a treasure that you scarcely dare dream about
them) hours of non-stop, commercial and interruption free music,
courtesy of some of the greatest televisual archives in Europe.
That is what
German viewers received on August 6 and 13, as WDR TV surrendered
its entire schedule to what it called Krautrock Nacht. And, when
they say Krautrock, thats what they mean. No British invaders,
no American visitors, and scarcely more than a handful of performances
aired any time after the mid-1970s. Truth in advertising could
find no better advocate.
The six DVDs
that absorbed this smorgasbord can scarcely be faulted. True,
it was a little off-putting to discover that only three of the
six have actual menus, to allow the impatient viewer to seek out
From Can (above)...
But all that really means is, you have to sit and watch the other
three from start to finish. And, from the opening blast of Joy
and the Hit Kids, 1969 pop par excellence, to the closing
bars of Dieter Moebius "Born Neo," filmed in 2005, you may
not actively enjoy every performance, but youve probably
or even imagined
most of them. And that includes
Jacques Perrot, performing Mozarts 40th on cheeks, lips
at things from the point of view of your average Anglo-American
Krautrock fan. Amon Duul II, Xhol Caravan, Organisation, Tangerine
Dream, Guru Guru, Can, Kraftwerk, Popol Vuh, Birth Control
all present and correct. You want pop? Tiger B Smith, Wonderland,
the Rattles, the Petards, the Rattles
all here. You want
straightforward rock? Lucifers Friend, Atlantis, Frumpy,
Grobschnitt, the Scorpions - "Im Going Mad" opens their
account here, before most non-German listeners had ever even heard
turns in a magnificent "Rudi Ratlos," to remind us just how heavily
influenced by Alex Harvey he once was. Tangerine Dream unleash
a "Ricochet II" that could be a stand-alone DVD in its own right,
and anybody who thought that Cans Can DVD collection
was the last word in that bands video history should probably
get ready for a shock. "Mother Sky," "Hallelujah," "Vitamin C,"
no less than eight performances appear here,
all shot live in television studios that we all recognize from
sundry other bands video collections (Beat Club,
Disco, Musikladen), but which we rarely catch hosting
their own native sons.
the sheer size of the collection can get overwhelming
may, for example, find yourself wondering whether its possible
to hear too much of Kin Pin Meh, Tiger B Smith and Elster Silberfug;
or asking why so many of the lesser-remembered bands of the era
(Jane, Epitaph, Holderlin, Broselmasachine) resemble spin-offs
from a Spinal Tap tribute band.
on the cover for the

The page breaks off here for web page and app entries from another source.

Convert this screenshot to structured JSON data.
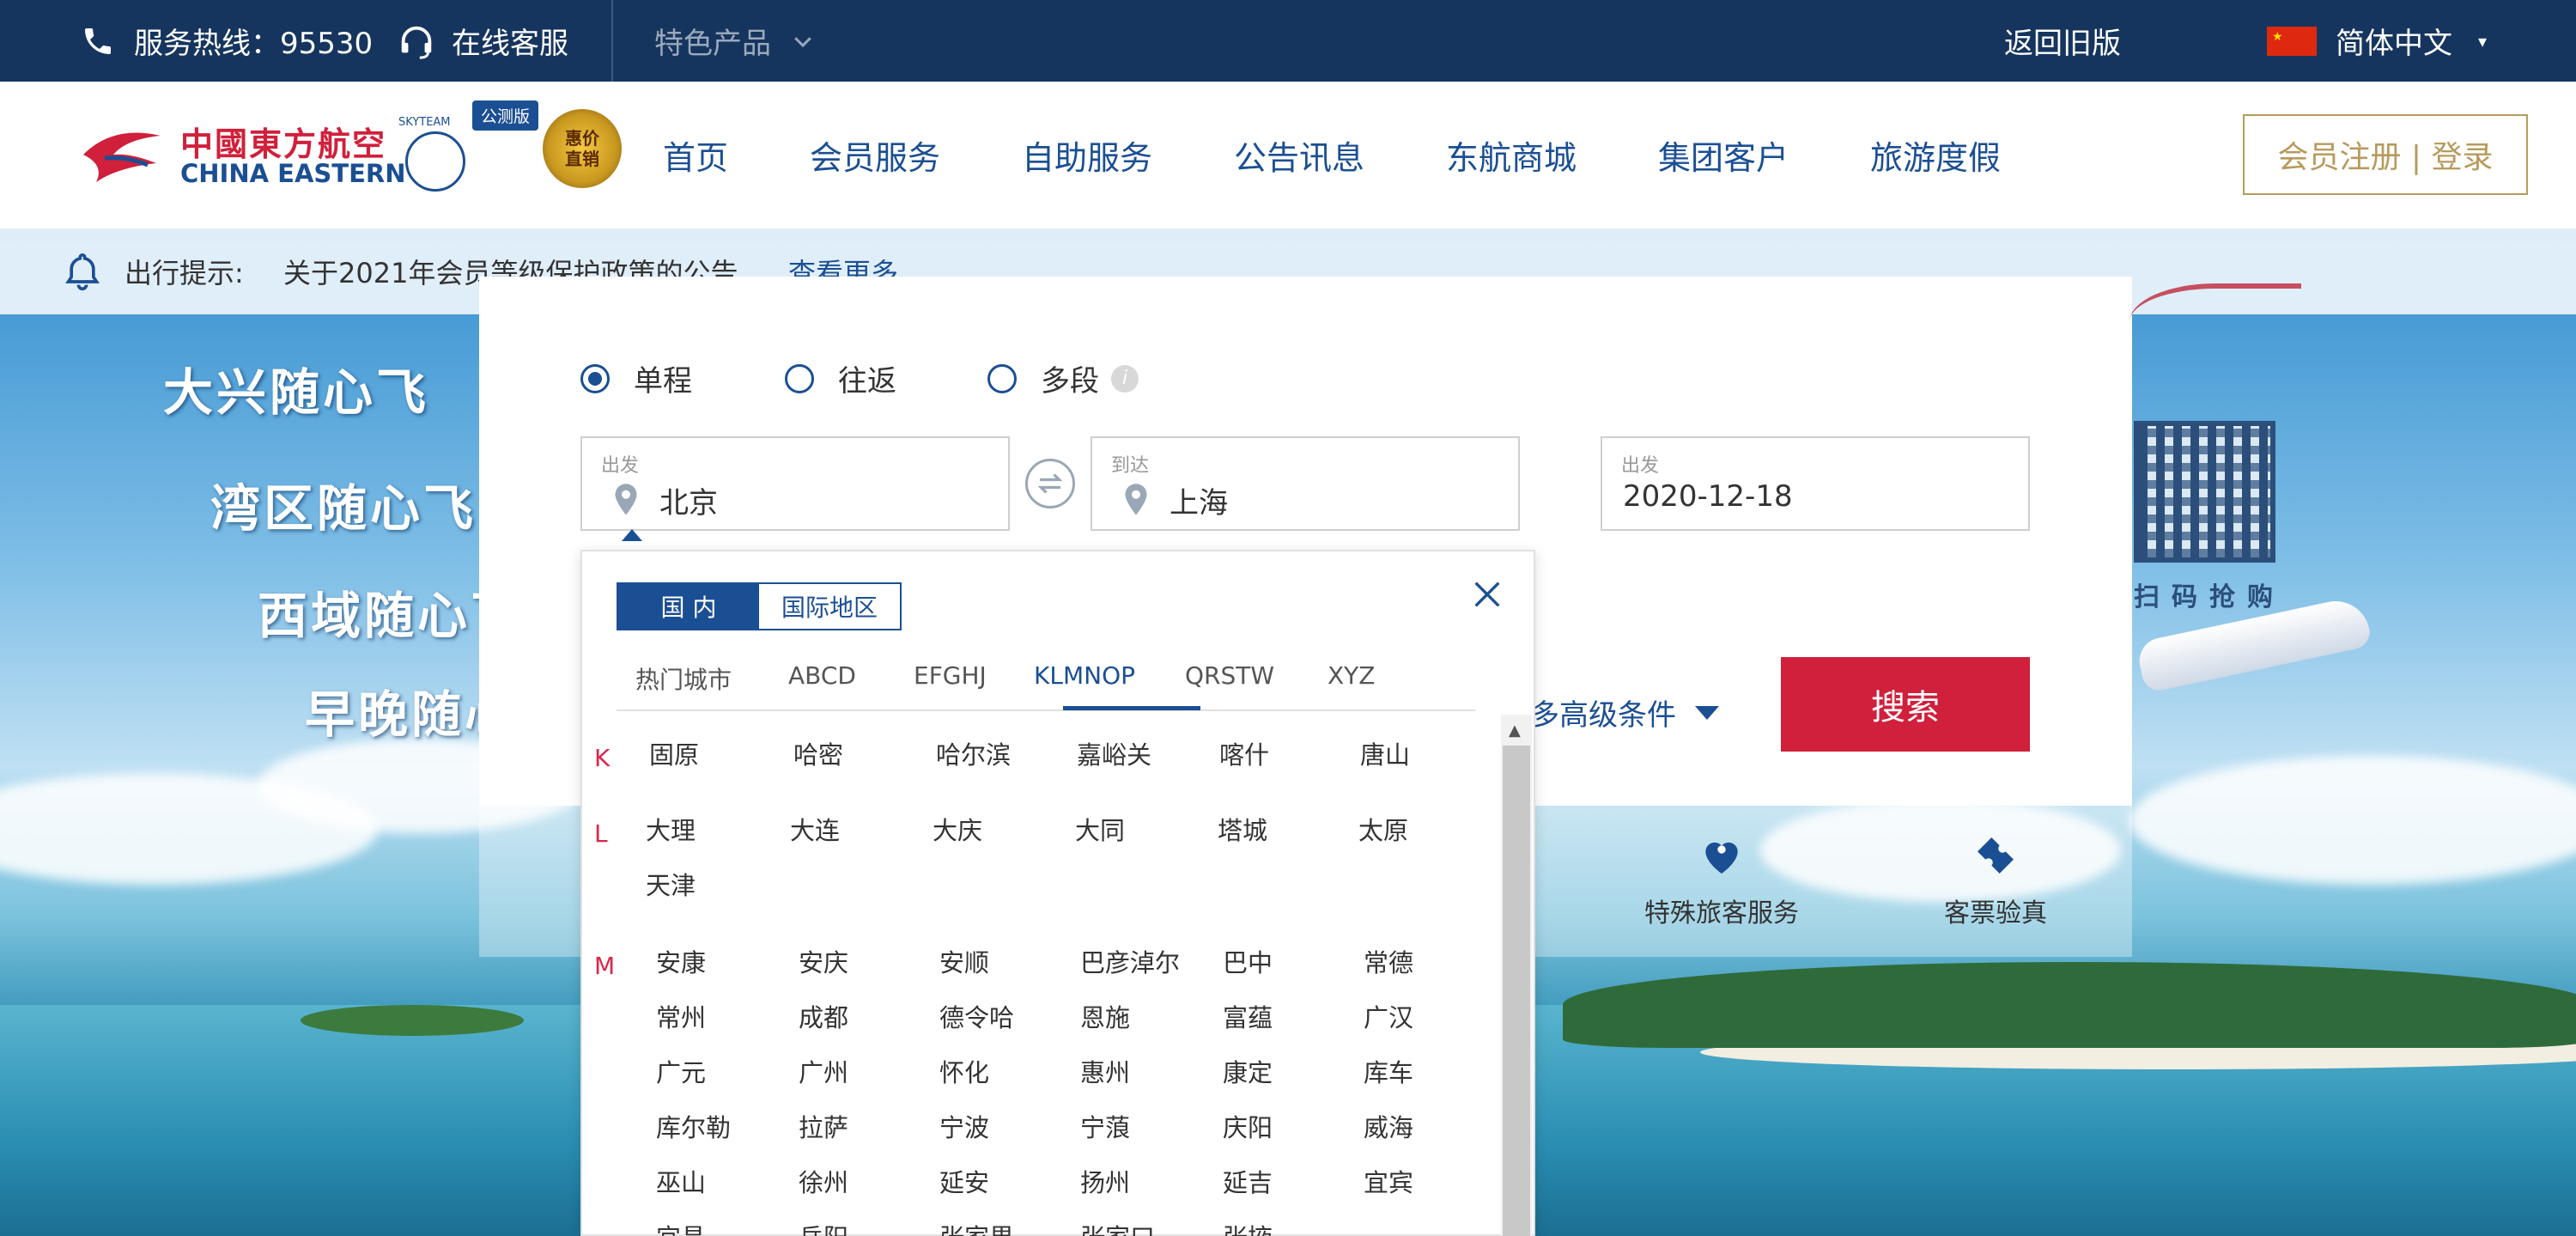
{
  "topbar": {
    "hotline": "服务热线：95530",
    "online_service": "在线客服",
    "featured": "特色产品",
    "old_version": "返回旧版",
    "language": "简体中文"
  },
  "nav": {
    "logo_cn": "中國東方航空",
    "logo_en": "CHINA EASTERN",
    "skyteam": "SKYTEAM",
    "beta_badge": "公测版",
    "promo_badge": "惠价直销",
    "items": [
      "首页",
      "会员服务",
      "自助服务",
      "公告讯息",
      "东航商城",
      "集团客户",
      "旅游度假"
    ],
    "login": "会员注册 | 登录"
  },
  "notice": {
    "label": "出行提示:",
    "text": "关于2021年会员等级保护政策的公告",
    "more": "查看更多"
  },
  "booking": {
    "trip_types": [
      "单程",
      "往返",
      "多段"
    ],
    "from": {
      "label": "出发",
      "value": "北京"
    },
    "to": {
      "label": "到达",
      "value": "上海"
    },
    "date": {
      "label": "出发",
      "value": "2020-12-18"
    },
    "more_conditions": "多高级条件",
    "search": "搜索"
  },
  "dropdown": {
    "tabs": [
      "国 内",
      "国际地区"
    ],
    "alpha_tabs": [
      "热门城市",
      "ABCD",
      "EFGHJ",
      "KLMNOP",
      "QRSTW",
      "XYZ"
    ],
    "active_alpha": "KLMNOP",
    "groups": [
      {
        "letter": "K",
        "cities": [
          "固原",
          "哈密",
          "哈尔滨",
          "嘉峪关",
          "喀什",
          "唐山"
        ]
      },
      {
        "letter": "L",
        "cities": [
          "大理",
          "大连",
          "大庆",
          "大同",
          "塔城",
          "太原",
          "天津"
        ]
      },
      {
        "letter": "M",
        "cities": [
          "安康",
          "安庆",
          "安顺",
          "巴彦淖尔",
          "巴中",
          "常德",
          "常州",
          "成都",
          "德令哈",
          "恩施",
          "富蕴",
          "广汉",
          "广元",
          "广州",
          "怀化",
          "惠州",
          "康定",
          "库车",
          "库尔勒",
          "拉萨",
          "宁波",
          "宁蒗",
          "庆阳",
          "威海",
          "巫山",
          "徐州",
          "延安",
          "扬州",
          "延吉",
          "宜宾",
          "宜昌",
          "岳阳",
          "张家界",
          "张家口",
          "张掖"
        ]
      }
    ]
  },
  "services": [
    {
      "label": "特殊旅客服务"
    },
    {
      "label": "客票验真"
    }
  ],
  "banner": {
    "routes": [
      "大兴随心飞",
      "湾区随心飞",
      "西域随心飞",
      "早晚随心飞"
    ],
    "qr_caption": "扫码抢购"
  },
  "colors": {
    "topbar": "#16355e",
    "brand_blue": "#1b4f93",
    "search_red": "#d0203b",
    "gold": "#b79b5d",
    "letter_red": "#d8284c"
  }
}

But you also
have to congratulate the shows producers for not taking
the easy way out, and stuffing the package with the expected hits.
Hence, the Rattles perform "You Cant Have Sunshine Every

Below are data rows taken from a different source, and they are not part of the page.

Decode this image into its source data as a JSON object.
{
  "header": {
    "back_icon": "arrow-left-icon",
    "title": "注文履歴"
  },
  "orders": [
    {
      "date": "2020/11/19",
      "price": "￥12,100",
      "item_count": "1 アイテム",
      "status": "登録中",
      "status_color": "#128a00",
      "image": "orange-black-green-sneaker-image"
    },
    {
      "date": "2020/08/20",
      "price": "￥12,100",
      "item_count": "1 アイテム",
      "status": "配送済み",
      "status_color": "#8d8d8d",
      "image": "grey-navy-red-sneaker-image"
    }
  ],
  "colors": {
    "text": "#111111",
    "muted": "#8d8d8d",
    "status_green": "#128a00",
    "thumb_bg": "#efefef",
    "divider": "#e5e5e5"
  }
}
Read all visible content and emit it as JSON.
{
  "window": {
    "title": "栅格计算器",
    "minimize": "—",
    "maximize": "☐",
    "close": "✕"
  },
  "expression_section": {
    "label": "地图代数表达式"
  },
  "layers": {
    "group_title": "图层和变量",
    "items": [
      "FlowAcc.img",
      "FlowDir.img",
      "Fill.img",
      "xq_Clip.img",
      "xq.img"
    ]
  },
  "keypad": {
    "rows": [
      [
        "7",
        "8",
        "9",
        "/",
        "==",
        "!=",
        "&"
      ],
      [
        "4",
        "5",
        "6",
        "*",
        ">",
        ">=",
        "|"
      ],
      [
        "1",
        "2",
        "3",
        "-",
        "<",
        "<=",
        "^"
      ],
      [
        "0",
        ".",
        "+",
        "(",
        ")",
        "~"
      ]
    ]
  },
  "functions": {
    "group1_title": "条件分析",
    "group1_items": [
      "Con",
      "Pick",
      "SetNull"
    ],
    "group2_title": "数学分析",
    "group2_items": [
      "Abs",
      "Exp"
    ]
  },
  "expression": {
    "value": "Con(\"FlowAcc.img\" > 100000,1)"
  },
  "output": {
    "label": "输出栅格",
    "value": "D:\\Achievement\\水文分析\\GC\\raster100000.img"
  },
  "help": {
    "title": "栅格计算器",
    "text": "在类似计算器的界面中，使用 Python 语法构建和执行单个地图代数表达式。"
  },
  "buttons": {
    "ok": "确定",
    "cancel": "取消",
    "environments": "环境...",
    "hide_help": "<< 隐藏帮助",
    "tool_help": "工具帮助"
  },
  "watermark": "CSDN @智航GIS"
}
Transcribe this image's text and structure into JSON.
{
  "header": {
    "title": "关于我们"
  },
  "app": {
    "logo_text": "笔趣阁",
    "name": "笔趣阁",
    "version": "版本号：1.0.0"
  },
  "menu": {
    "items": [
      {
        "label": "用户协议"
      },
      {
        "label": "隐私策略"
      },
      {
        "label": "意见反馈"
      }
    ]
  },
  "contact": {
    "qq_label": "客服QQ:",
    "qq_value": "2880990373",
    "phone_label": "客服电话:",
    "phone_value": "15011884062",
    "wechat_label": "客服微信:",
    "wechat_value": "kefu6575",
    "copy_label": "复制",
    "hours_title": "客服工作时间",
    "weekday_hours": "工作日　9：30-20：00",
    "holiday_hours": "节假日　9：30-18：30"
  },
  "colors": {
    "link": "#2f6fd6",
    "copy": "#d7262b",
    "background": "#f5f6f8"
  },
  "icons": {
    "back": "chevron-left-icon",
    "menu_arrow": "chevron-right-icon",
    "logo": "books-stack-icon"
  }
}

Day," not "The Witch"; Kraftwerk giving us "Koln II," instead
of "Autobahn" (although "Die Roboter" does turn up later) and
Can rattling "Dead Lock," instead of hissing "I Want More" (although
that would not have been a hardship, by any means). And so on.
And have we yet mentioned Et Cetera, Witthusser and Westrupp,
Passport, Klaus Schulz, Ton Steine Scherben, Kraan, Eloy, Achim
Reichel, Gift, Hotzenplotz, Emergency, Diss Irae, Tritonusi, Karthago,
Seeselberg, Ougenweite, Novalis, Michael Rother, Reuphus Zuphall
when was the last time you saw Randy Pie?
is an astonishing collection, an unimaginable delight, the television
treat of the year. Lets see one of our national networks
Veteran music writer Dave Thompson is a regular contributor writing
on hard-to-find rarities. Dave is the author of many well reviewed
rock biographies, including the recent Virgin Books' Red Hot Chili
Peppers biography, works on The Cure and Kurt Cobain. He wrote
Cream: The World's First Supergroup which was published early
last year. In the past, Dave has written for Live! Music Review
and he is also a regular contributor to Rolling Stone, Mojo and
Q magazines. Click
here to buy Dave's e-books.
here for article by Dave Thompson:
Sounds Of The Sixties, Seventies and Eighties
Have You Got It Yet? - Syd Barrett's Beyond Rhyme And Reason
Apple Singles Collection
Reviews by Dave Thompson